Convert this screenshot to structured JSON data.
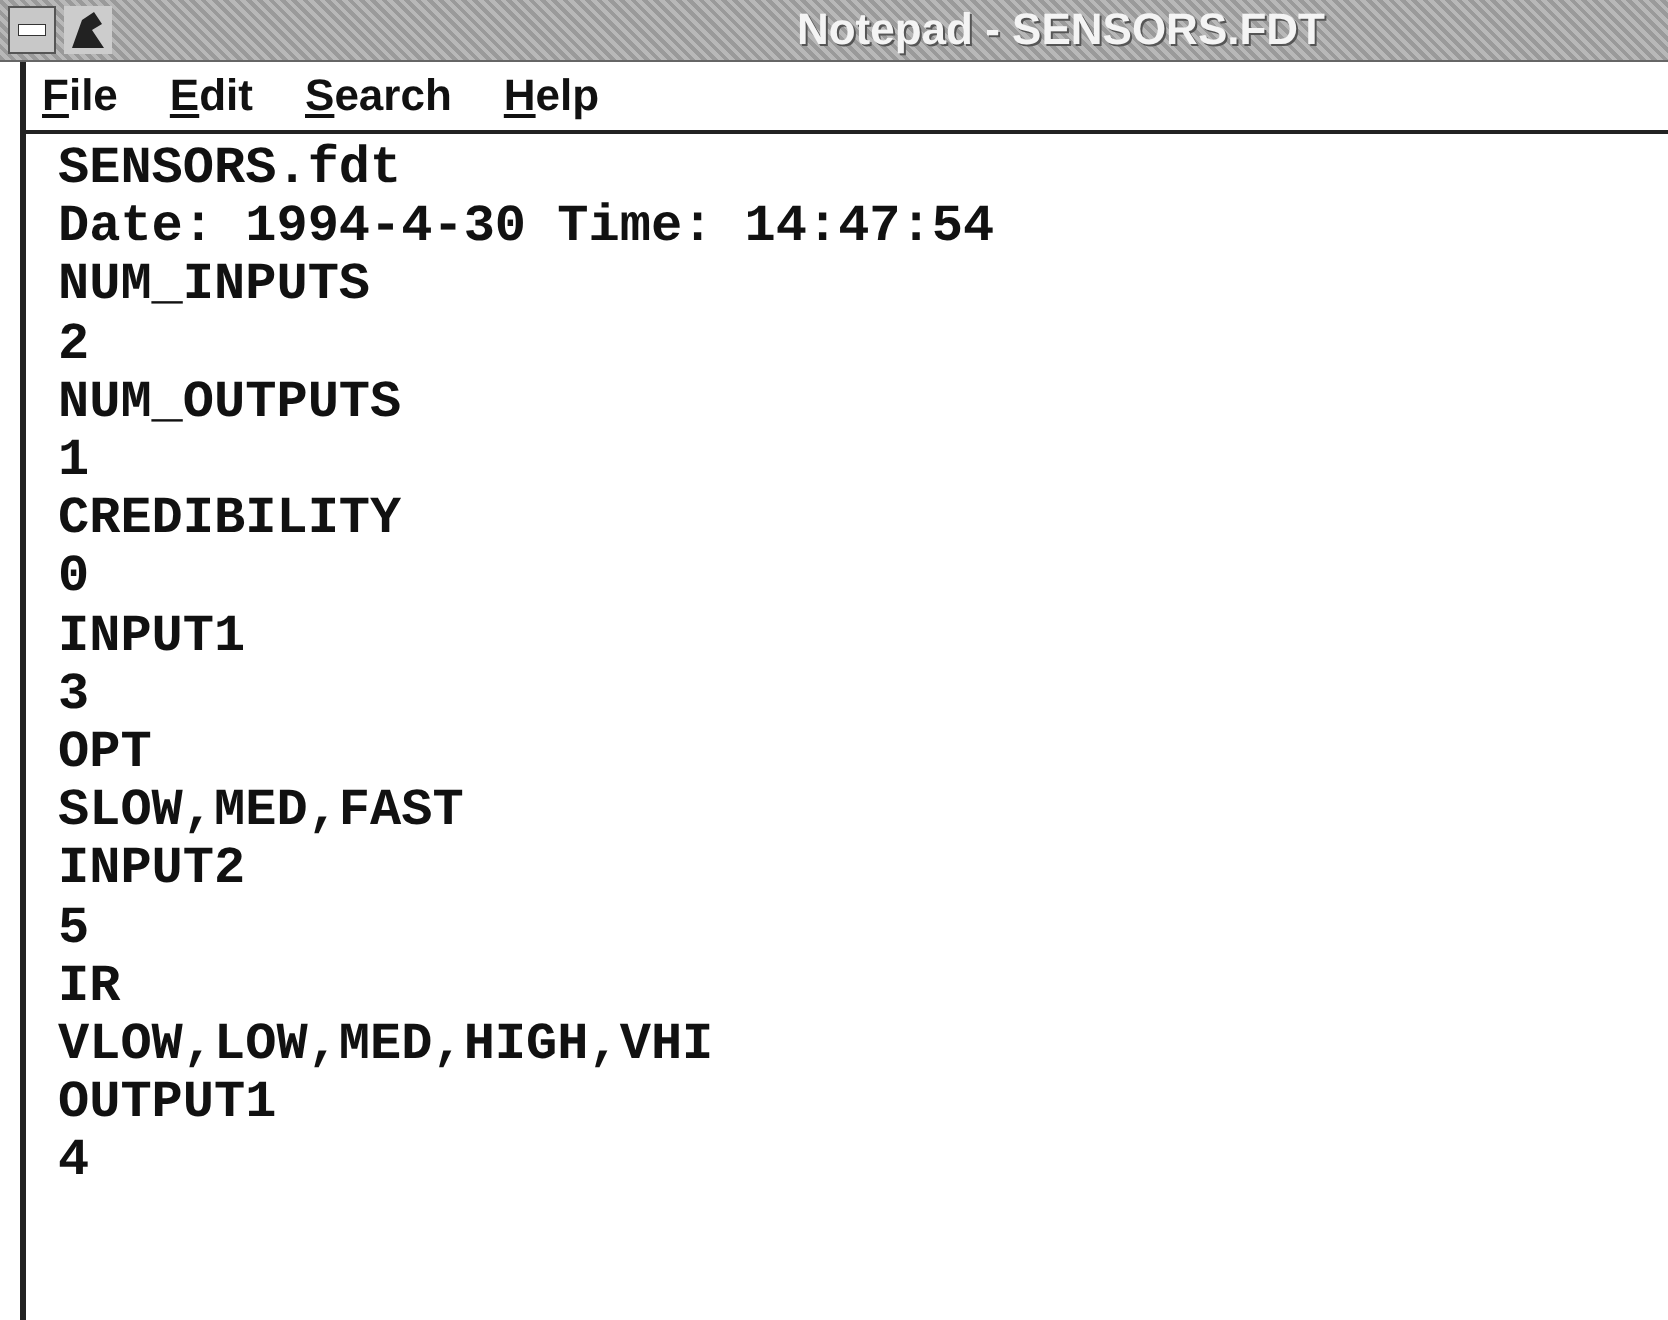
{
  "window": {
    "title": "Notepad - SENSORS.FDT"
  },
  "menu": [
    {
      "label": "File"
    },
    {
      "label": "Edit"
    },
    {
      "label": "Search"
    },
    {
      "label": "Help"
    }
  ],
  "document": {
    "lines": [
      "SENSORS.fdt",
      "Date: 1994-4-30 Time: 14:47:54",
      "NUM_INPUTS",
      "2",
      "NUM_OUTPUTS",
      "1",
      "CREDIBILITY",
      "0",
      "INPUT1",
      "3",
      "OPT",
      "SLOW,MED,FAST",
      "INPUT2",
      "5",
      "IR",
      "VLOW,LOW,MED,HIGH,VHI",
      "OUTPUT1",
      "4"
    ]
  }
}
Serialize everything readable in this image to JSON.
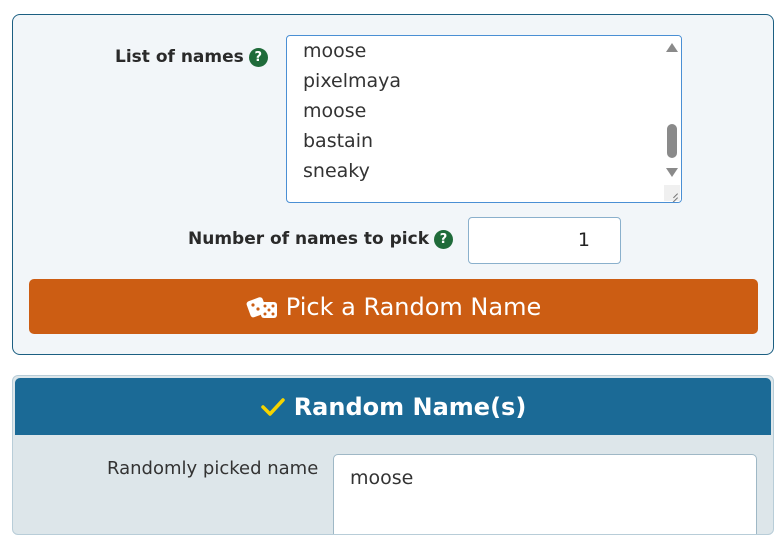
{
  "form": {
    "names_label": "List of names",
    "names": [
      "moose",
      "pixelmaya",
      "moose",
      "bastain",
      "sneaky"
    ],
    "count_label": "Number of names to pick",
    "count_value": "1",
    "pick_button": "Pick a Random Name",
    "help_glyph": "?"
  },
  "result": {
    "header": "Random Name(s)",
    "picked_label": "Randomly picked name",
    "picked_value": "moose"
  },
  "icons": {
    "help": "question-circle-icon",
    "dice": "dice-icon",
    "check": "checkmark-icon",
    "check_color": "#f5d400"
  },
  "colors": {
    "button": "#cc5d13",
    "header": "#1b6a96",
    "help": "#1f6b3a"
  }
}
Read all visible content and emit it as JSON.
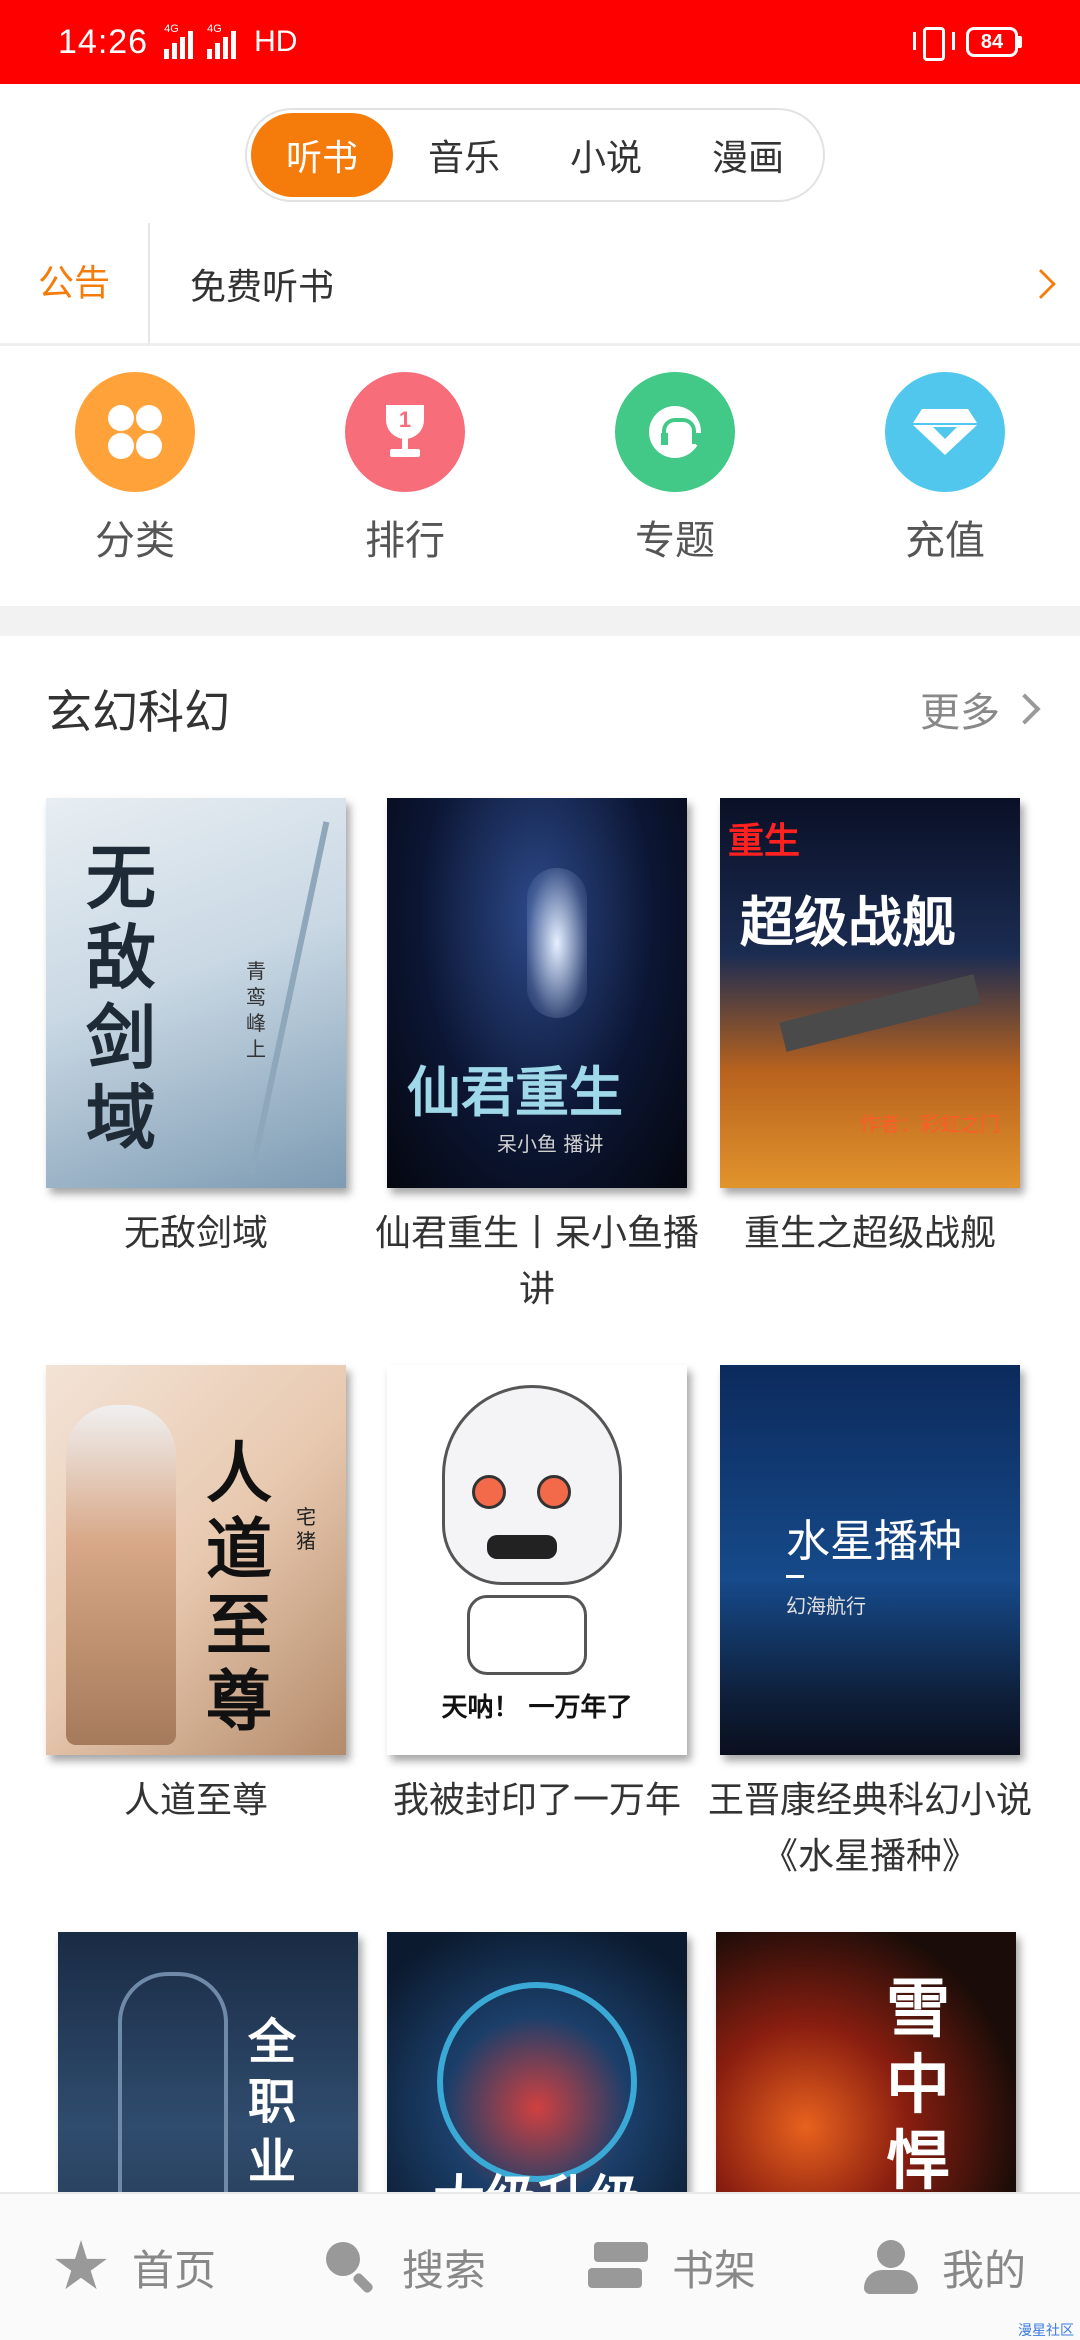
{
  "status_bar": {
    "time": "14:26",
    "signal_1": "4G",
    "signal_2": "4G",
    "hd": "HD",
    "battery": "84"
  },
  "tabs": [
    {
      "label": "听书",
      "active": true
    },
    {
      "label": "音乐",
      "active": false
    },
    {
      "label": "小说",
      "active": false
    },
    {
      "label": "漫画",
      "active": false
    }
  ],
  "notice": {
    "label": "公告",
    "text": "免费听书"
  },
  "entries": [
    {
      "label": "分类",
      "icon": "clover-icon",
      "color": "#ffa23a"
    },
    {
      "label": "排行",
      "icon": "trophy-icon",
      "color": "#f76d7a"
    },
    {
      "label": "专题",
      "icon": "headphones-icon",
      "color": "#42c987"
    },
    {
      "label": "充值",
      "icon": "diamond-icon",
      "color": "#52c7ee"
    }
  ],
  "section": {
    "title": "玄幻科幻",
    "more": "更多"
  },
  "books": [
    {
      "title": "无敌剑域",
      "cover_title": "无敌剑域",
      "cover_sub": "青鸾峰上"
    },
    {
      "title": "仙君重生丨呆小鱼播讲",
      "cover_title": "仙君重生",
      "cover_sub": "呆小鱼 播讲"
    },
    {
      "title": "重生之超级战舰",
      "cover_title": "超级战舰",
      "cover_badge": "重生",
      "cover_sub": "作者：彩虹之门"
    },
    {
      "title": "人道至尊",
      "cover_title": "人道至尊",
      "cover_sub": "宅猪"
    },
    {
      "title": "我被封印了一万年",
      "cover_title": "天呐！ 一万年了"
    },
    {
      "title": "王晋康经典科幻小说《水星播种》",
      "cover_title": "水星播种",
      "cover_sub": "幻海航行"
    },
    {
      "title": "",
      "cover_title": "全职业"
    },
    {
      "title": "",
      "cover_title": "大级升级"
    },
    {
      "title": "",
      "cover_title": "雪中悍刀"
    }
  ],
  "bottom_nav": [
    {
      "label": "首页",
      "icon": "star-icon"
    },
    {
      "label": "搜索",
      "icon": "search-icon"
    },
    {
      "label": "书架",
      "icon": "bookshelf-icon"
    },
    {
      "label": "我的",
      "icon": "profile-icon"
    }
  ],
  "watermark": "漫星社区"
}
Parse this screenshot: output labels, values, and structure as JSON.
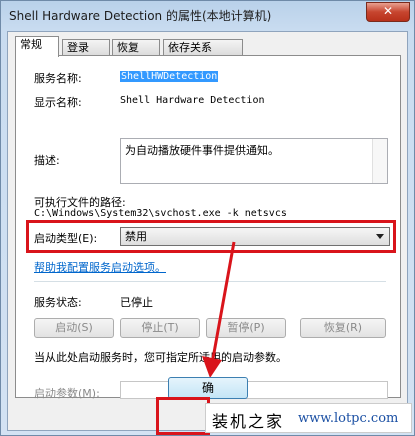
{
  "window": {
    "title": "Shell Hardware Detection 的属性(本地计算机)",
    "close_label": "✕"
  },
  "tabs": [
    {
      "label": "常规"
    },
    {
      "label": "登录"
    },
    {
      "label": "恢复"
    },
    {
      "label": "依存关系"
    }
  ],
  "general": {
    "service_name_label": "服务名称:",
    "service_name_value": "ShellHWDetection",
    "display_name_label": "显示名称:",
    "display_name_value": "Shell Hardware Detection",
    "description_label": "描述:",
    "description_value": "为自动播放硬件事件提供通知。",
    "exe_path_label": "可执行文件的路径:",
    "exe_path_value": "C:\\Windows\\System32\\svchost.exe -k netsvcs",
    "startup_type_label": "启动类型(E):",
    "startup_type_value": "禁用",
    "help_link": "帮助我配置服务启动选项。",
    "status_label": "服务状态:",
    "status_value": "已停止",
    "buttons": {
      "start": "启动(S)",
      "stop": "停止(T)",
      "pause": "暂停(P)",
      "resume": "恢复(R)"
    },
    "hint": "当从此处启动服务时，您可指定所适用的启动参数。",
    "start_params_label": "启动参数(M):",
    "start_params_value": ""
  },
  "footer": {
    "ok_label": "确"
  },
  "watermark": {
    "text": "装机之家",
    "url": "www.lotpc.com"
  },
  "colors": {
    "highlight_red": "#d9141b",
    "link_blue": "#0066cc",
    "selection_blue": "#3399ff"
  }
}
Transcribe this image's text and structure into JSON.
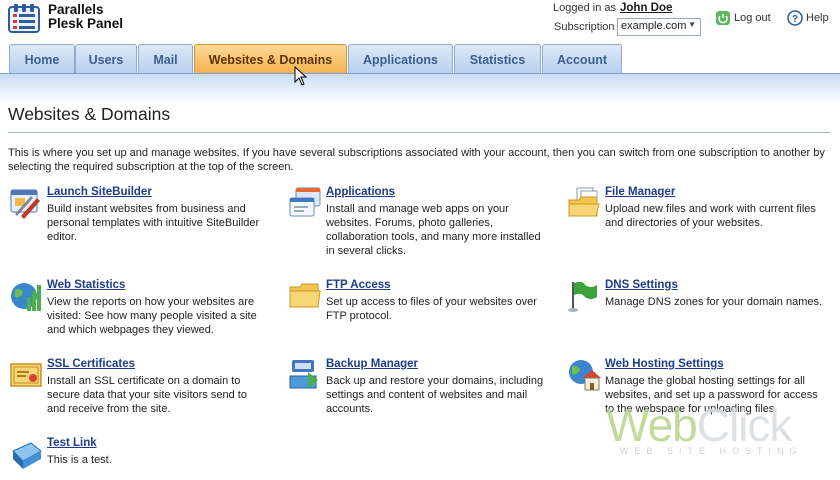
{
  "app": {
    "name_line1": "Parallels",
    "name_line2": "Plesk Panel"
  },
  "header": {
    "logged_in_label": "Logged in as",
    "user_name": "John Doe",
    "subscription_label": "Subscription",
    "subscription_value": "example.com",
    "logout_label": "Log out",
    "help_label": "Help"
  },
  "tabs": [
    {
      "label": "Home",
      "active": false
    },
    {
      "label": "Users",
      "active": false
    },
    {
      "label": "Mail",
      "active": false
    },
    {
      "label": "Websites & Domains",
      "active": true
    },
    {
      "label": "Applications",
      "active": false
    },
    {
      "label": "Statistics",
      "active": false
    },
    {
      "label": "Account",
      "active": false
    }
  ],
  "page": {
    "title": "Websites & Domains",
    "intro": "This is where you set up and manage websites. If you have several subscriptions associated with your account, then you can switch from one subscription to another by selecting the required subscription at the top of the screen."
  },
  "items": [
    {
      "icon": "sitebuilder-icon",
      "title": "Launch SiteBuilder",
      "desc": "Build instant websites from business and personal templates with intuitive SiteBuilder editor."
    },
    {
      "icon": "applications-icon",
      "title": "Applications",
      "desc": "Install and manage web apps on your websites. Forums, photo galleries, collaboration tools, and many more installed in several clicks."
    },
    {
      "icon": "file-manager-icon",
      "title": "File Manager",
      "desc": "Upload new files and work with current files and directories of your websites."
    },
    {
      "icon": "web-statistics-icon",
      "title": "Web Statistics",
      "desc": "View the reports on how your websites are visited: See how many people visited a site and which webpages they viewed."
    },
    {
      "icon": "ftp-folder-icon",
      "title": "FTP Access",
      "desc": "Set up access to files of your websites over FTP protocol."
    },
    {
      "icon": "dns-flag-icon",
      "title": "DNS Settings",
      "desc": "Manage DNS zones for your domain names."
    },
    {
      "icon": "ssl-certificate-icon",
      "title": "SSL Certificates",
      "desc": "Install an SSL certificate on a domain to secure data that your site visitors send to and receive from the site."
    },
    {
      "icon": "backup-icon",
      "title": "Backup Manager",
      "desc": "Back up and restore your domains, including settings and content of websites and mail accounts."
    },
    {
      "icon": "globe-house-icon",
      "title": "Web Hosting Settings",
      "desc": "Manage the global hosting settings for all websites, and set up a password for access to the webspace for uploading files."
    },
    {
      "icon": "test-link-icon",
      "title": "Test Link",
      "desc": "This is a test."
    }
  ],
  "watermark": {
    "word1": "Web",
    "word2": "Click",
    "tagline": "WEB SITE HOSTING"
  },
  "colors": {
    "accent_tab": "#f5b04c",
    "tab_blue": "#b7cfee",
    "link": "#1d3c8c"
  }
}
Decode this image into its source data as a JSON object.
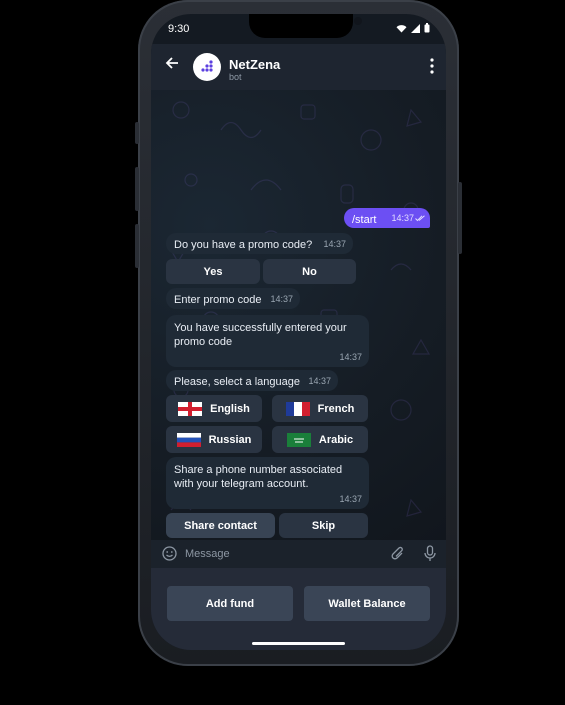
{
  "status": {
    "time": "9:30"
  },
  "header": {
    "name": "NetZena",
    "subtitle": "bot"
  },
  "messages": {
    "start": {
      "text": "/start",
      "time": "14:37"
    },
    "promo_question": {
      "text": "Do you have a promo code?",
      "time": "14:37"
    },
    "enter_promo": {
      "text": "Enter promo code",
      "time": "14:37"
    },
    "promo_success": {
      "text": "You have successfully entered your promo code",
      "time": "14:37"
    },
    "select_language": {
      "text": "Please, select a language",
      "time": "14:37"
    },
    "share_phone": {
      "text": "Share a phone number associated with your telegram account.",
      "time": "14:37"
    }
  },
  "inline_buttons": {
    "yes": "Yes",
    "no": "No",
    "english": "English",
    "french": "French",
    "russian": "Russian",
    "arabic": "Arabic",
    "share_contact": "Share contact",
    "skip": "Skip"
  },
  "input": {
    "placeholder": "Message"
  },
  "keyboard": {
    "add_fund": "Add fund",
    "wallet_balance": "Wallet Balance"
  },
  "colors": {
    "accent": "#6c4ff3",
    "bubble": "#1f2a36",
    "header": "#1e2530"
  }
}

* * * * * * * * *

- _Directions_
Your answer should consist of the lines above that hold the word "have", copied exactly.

- _Task solution_
    "intro": "This is where you set up and manage websites. If you have several subscriptions associated with your account, then you can switch from one subscription to another by selecting the required subscription at the top of the screen."
      "text": "Do you have a promo code?",
      "text": "You have successfully entered your promo code",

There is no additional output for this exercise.